Similar load line regulations were implemented by other maritime nations, until they were standardized in the Load Line Convention of 1930. The present International Convention on Load Lines (ICLL) was drawn up in 1966 and adopted by the International Maritime Organization. It entered into force on July 21, 1968.
The regulations take into account the potential hazards present in different zones and different seasons and ensures, amongst others, the design of a robust hull that can cope with adverse sea states, the weathertight and watertight integrity of the vessel, adequate drainage of any water on deck,
All assigned load lines must be marked amidships on each side of the ship, together with the deck line. Ships intended for the carriage of timber deck cargo are assigned a smaller freeboard as the deck cargo provides protection against the impact of waves.
The International Convention on Load Lines applies to all commercial yachts if over 24 meters and over 500GT and provides detailed regulations on the assignment of freeboard, the effects on stability, and most importantly, the safe transportation of guests and crew.

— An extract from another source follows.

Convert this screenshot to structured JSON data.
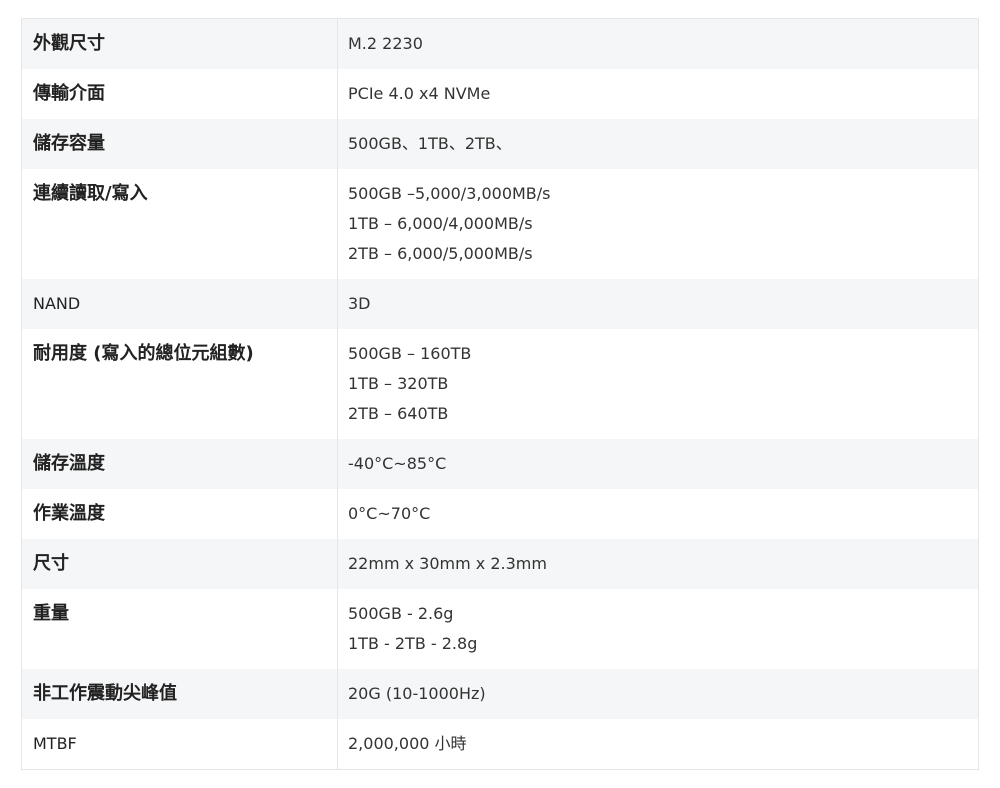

Class Societies issue Load Line Certificates, and if a vessel has been built to Class, a certificate can be obtained from the relevant society.